Screencasts with Istanbul

Installing the Istanbul adds a special element designed to make screencasts (movies of your screen contents). (Note: built into gstreamer is the ximagesrc element; istximagesrc seems to be further developed for screencasting -- though honestly I haven't tested ximagesrc enough to know of it's shortcomings).

using istanbul's istximagesrc GStreamer module to create a screen cast (with audio):

gst-launch-0.10 oggmux name=mux ! filesink location=foo.ogg istximagesrc name=videosource use-damage=false endx=320 endy=240 ! video/x-raw-rgb,framerate=10/1 ! videorate ! ffmpegcolorspace ! videoscale method=1 ! video/x-raw-yuv,width=512,height=384,framerate=10/1 ! theoraenc ! queue ! mux. gconfaudiosrc name=audiosource ! audioconvert ! vorbisenc ! queue ! mux.

using istanbul's istximagesrc GStreamer module (& shout2send) to do a live screencast:
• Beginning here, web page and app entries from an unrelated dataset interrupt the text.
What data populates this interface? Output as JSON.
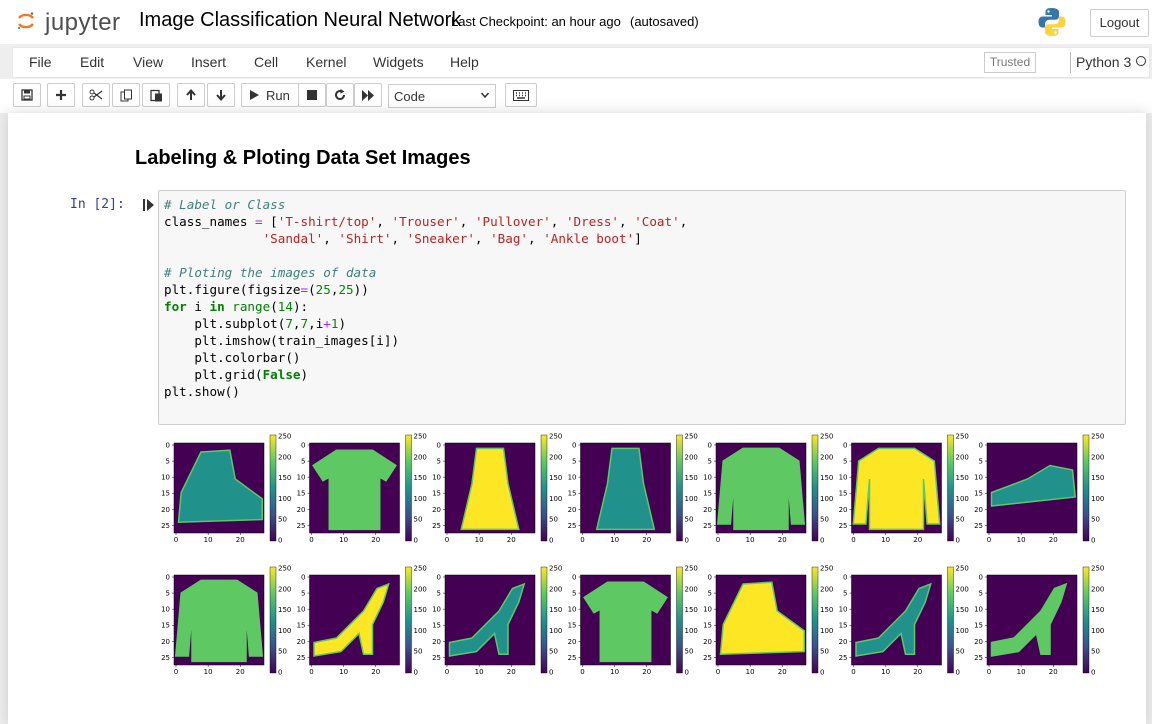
{
  "header": {
    "logo_text": "jupyter",
    "notebook_name": "Image Classification Neural Network",
    "checkpoint": "Last Checkpoint: an hour ago",
    "autosave": "(autosaved)",
    "logout_label": "Logout"
  },
  "menubar": {
    "items": [
      "File",
      "Edit",
      "View",
      "Insert",
      "Cell",
      "Kernel",
      "Widgets",
      "Help"
    ],
    "trusted_label": "Trusted",
    "kernel_name": "Python 3"
  },
  "toolbar": {
    "run_label": "Run",
    "cell_type": "Code",
    "icons": [
      "save-icon",
      "plus-icon",
      "cut-icon",
      "copy-icon",
      "paste-icon",
      "arrow-up-icon",
      "arrow-down-icon",
      "play-icon",
      "stop-icon",
      "restart-icon",
      "fast-forward-icon",
      "keyboard-icon"
    ]
  },
  "notebook": {
    "heading": "Labeling & Ploting Data Set Images",
    "prompt": "In [2]:",
    "code_lines": [
      "# Label or Class",
      "class_names = ['T-shirt/top', 'Trouser', 'Pullover', 'Dress', 'Coat',",
      "             'Sandal', 'Shirt', 'Sneaker', 'Bag', 'Ankle boot']",
      "",
      "# Ploting the images of data",
      "plt.figure(figsize=(25,25))",
      "for i in range(14):",
      "    plt.subplot(7,7,i+1)",
      "    plt.imshow(train_images[i])",
      "    plt.colorbar()",
      "    plt.grid(False)",
      "plt.show()"
    ]
  },
  "output": {
    "y_ticks": [
      "0",
      "5",
      "10",
      "15",
      "20",
      "25"
    ],
    "x_ticks": [
      "0",
      "10",
      "20"
    ],
    "colorbar_ticks": [
      "250",
      "200",
      "150",
      "100",
      "50",
      "0"
    ],
    "colormap": [
      "#440154",
      "#3b528b",
      "#21918c",
      "#5ec962",
      "#fde725"
    ],
    "images": [
      "ankle-boot",
      "t-shirt",
      "dress",
      "dress",
      "pullover",
      "pullover",
      "sneaker",
      "pullover",
      "sandal",
      "sandal",
      "t-shirt",
      "ankle-boot",
      "sandal",
      "sandal"
    ]
  }
}
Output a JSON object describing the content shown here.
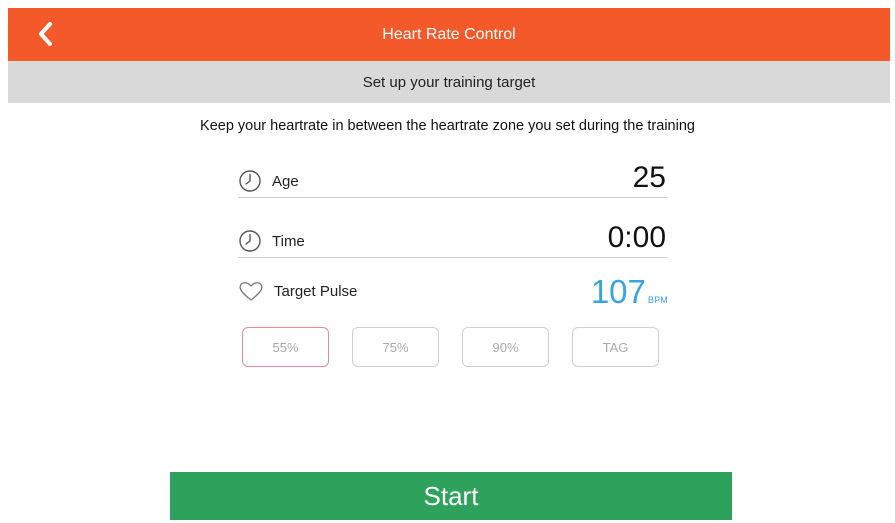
{
  "header": {
    "title": "Heart Rate Control",
    "back_icon": "chevron-left-icon",
    "background": "#f4592a"
  },
  "subheader": {
    "text": "Set up your training target"
  },
  "instructions": "Keep your heartrate in between the heartrate zone you set during the training",
  "fields": {
    "age": {
      "icon": "clock-icon",
      "label": "Age",
      "value": "25"
    },
    "time": {
      "icon": "clock-icon",
      "label": "Time",
      "value": "0:00"
    },
    "target_pulse": {
      "icon": "heart-icon",
      "label": "Target Pulse",
      "value": "107",
      "unit": "BPM",
      "value_color": "#3aa3de"
    }
  },
  "zones": [
    {
      "label": "55%",
      "selected": true
    },
    {
      "label": "75%",
      "selected": false
    },
    {
      "label": "90%",
      "selected": false
    },
    {
      "label": "TAG",
      "selected": false
    }
  ],
  "start_button": {
    "label": "Start",
    "background": "#2ea15c"
  }
}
gst-launch-0.10 oggmux name=mux ! shout2send password=mlmpass mount=live istximagesrc name=videosource use-damage=false endx=320 endy=240 ! video/x-raw-rgb,framerate=10/1 ! videorate ! ffmpegcolorspace ! videoscale method=1 ! video/x-raw-yuv,width=512,height=384,framerate=10/1 ! theoraenc ! queue ! mux. gconfaudiosrc name=audiosource ! audioconvert ! vorbisenc ! queue ! mux.

Network Streaming with Icecast

The shout2send element allows sending the output of a audio/video stream to an icecast server.

Send a test image to a local icecast (change 'hackme' to your own icecast password):

gst-launch-0.10 videotestsrc ! video/x-raw-yuv,width=320,height=240 ! theoraenc ! oggmux ! shout2send password=hackme mount=live

Test it with:

vlc http://localhost:8000/live

Programming GStreamer with Python

Related pages on this wiki

Related / Comparable Projects

GStreamer Resources Online